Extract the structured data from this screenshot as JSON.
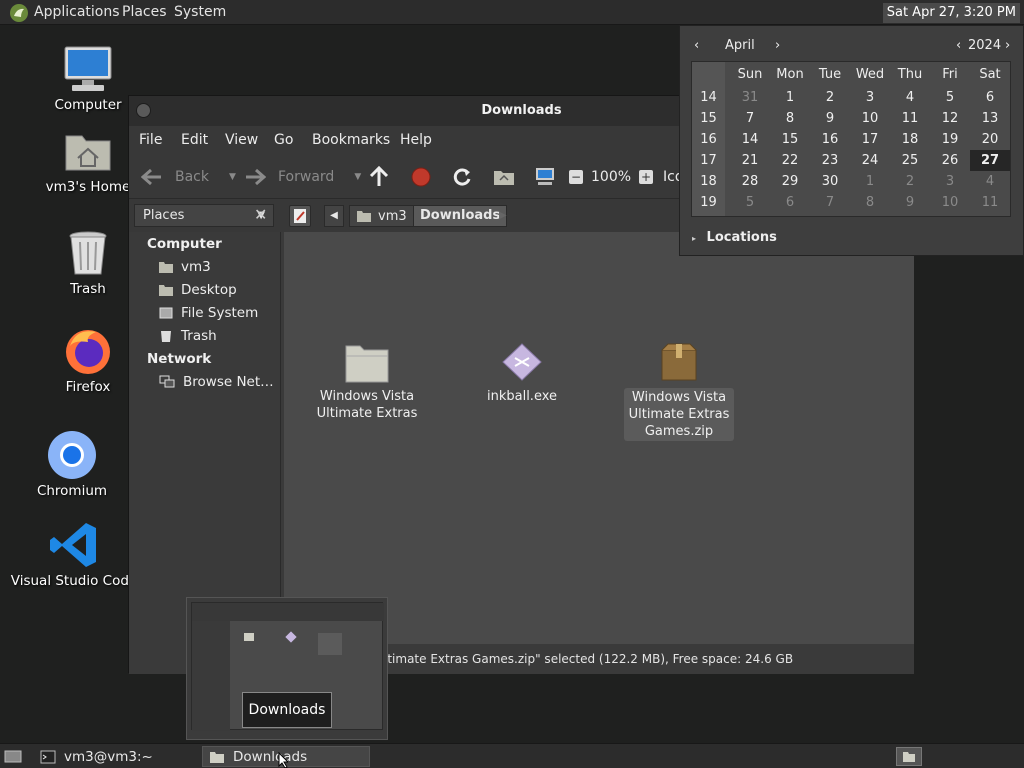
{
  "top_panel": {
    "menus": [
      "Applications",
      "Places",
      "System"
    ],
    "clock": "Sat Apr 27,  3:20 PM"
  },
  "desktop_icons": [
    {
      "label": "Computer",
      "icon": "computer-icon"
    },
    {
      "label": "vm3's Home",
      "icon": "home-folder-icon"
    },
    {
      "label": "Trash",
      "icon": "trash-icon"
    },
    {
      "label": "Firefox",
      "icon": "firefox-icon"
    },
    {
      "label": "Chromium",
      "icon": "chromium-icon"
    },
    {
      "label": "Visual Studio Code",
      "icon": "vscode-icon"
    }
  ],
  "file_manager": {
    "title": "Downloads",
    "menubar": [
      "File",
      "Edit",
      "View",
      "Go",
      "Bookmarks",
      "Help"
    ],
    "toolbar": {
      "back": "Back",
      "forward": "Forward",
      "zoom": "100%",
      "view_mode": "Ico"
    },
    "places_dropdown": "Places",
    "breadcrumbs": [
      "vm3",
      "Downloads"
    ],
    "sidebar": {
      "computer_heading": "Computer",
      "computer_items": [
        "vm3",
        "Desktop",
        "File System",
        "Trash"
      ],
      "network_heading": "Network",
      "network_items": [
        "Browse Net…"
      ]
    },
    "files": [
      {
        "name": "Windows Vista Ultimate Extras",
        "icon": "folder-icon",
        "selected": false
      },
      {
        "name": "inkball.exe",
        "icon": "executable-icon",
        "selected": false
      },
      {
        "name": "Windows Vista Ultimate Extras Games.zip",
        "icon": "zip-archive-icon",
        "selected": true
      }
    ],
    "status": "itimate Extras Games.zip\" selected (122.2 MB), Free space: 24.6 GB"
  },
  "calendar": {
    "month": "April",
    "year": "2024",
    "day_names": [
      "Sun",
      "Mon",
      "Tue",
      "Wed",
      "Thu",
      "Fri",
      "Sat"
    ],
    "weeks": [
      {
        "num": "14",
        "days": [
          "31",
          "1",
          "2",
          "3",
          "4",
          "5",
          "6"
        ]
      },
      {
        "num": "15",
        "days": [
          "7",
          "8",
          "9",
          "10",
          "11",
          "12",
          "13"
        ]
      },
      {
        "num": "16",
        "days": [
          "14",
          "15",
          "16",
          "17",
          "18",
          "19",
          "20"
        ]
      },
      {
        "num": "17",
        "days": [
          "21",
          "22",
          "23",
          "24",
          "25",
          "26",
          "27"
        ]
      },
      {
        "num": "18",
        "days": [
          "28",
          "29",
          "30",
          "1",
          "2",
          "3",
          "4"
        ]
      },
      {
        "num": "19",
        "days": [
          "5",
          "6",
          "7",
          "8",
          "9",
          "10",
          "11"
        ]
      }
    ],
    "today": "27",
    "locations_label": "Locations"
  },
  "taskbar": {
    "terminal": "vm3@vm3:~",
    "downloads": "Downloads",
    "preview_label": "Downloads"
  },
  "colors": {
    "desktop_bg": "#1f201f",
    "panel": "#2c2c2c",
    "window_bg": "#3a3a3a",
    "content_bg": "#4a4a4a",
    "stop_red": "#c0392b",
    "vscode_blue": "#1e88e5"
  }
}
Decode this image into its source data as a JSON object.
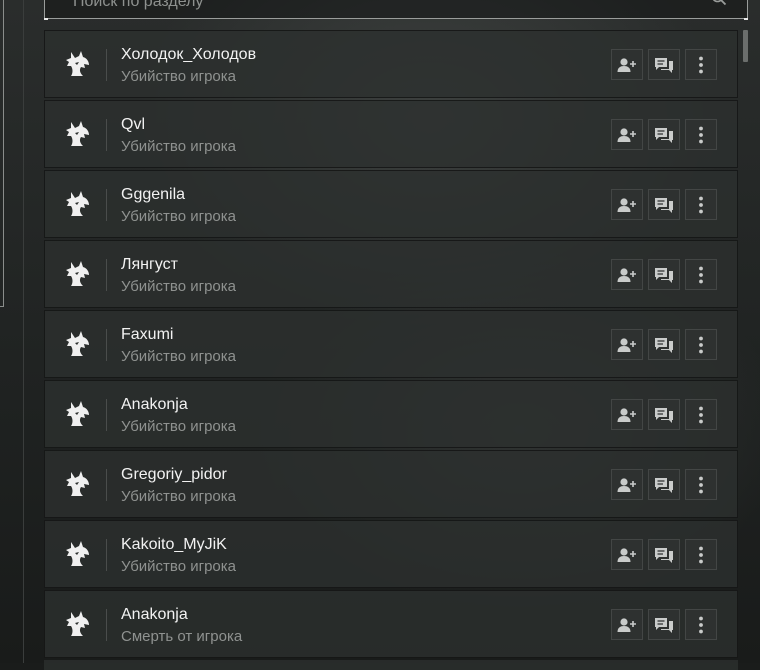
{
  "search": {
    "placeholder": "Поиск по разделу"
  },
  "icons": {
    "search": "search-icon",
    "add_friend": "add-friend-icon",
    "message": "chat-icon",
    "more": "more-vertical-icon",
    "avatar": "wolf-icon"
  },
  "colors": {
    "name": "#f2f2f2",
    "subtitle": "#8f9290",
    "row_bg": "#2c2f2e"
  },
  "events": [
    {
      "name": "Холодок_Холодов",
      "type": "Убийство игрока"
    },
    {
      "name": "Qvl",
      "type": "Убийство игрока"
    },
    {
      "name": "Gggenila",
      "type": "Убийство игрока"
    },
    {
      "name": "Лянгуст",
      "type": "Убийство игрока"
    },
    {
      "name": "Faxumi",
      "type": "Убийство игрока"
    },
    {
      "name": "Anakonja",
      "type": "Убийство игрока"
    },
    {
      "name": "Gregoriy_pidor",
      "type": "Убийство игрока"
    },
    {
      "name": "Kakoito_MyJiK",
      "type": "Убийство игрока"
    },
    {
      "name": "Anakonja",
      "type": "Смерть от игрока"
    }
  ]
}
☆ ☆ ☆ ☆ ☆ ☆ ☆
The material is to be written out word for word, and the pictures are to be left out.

:: ANSWER AREA ::
Extract the structured data from this screenshot as JSON.
{
  "top_panel": {
    "menus": [
      "Applications",
      "Places",
      "System"
    ],
    "clock": "Sat Apr 27,  3:20 PM"
  },
  "desktop_icons": [
    {
      "label": "Computer",
      "icon": "computer-icon"
    },
    {
      "label": "vm3's Home",
      "icon": "home-folder-icon"
    },
    {
      "label": "Trash",
      "icon": "trash-icon"
    },
    {
      "label": "Firefox",
      "icon": "firefox-icon"
    },
    {
      "label": "Chromium",
      "icon": "chromium-icon"
    },
    {
      "label": "Visual Studio Code",
      "icon": "vscode-icon"
    }
  ],
  "file_manager": {
    "title": "Downloads",
    "menubar": [
      "File",
      "Edit",
      "View",
      "Go",
      "Bookmarks",
      "Help"
    ],
    "toolbar": {
      "back": "Back",
      "forward": "Forward",
      "zoom": "100%",
      "view_mode": "Ico"
    },
    "places_dropdown": "Places",
    "breadcrumbs": [
      "vm3",
      "Downloads"
    ],
    "sidebar": {
      "computer_heading": "Computer",
      "computer_items": [
        "vm3",
        "Desktop",
        "File System",
        "Trash"
      ],
      "network_heading": "Network",
      "network_items": [
        "Browse Net…"
      ]
    },
    "files": [
      {
        "name": "Windows Vista Ultimate Extras",
        "icon": "folder-icon",
        "selected": false
      },
      {
        "name": "inkball.exe",
        "icon": "executable-icon",
        "selected": false
      },
      {
        "name": "Windows Vista Ultimate Extras Games.zip",
        "icon": "zip-archive-icon",
        "selected": true
      }
    ],
    "status": "itimate Extras Games.zip\" selected (122.2 MB), Free space: 24.6 GB"
  },
  "calendar": {
    "month": "April",
    "year": "2024",
    "day_names": [
      "Sun",
      "Mon",
      "Tue",
      "Wed",
      "Thu",
      "Fri",
      "Sat"
    ],
    "weeks": [
      {
        "num": "14",
        "days": [
          "31",
          "1",
          "2",
          "3",
          "4",
          "5",
          "6"
        ]
      },
      {
        "num": "15",
        "days": [
          "7",
          "8",
          "9",
          "10",
          "11",
          "12",
          "13"
        ]
      },
      {
        "num": "16",
        "days": [
          "14",
          "15",
          "16",
          "17",
          "18",
          "19",
          "20"
        ]
      },
      {
        "num": "17",
        "days": [
          "21",
          "22",
          "23",
          "24",
          "25",
          "26",
          "27"
        ]
      },
      {
        "num": "18",
        "days": [
          "28",
          "29",
          "30",
          "1",
          "2",
          "3",
          "4"
        ]
      },
      {
        "num": "19",
        "days": [
          "5",
          "6",
          "7",
          "8",
          "9",
          "10",
          "11"
        ]
      }
    ],
    "today": "27",
    "locations_label": "Locations"
  },
  "taskbar": {
    "terminal": "vm3@vm3:~",
    "downloads": "Downloads",
    "preview_label": "Downloads"
  },
  "colors": {
    "desktop_bg": "#1f201f",
    "panel": "#2c2c2c",
    "window_bg": "#3a3a3a",
    "content_bg": "#4a4a4a",
    "stop_red": "#c0392b",
    "vscode_blue": "#1e88e5"
  }
}
Decode this image into its source data as a JSON object.
{
  "search": {
    "placeholder": "Поиск по разделу"
  },
  "icons": {
    "search": "search-icon",
    "add_friend": "add-friend-icon",
    "message": "chat-icon",
    "more": "more-vertical-icon",
    "avatar": "wolf-icon"
  },
  "colors": {
    "name": "#f2f2f2",
    "subtitle": "#8f9290",
    "row_bg": "#2c2f2e"
  },
  "events": [
    {
      "name": "Холодок_Холодов",
      "type": "Убийство игрока"
    },
    {
      "name": "Qvl",
      "type": "Убийство игрока"
    },
    {
      "name": "Gggenila",
      "type": "Убийство игрока"
    },
    {
      "name": "Лянгуст",
      "type": "Убийство игрока"
    },
    {
      "name": "Faxumi",
      "type": "Убийство игрока"
    },
    {
      "name": "Anakonja",
      "type": "Убийство игрока"
    },
    {
      "name": "Gregoriy_pidor",
      "type": "Убийство игрока"
    },
    {
      "name": "Kakoito_MyJiK",
      "type": "Убийство игрока"
    },
    {
      "name": "Anakonja",
      "type": "Смерть от игрока"
    }
  ]
}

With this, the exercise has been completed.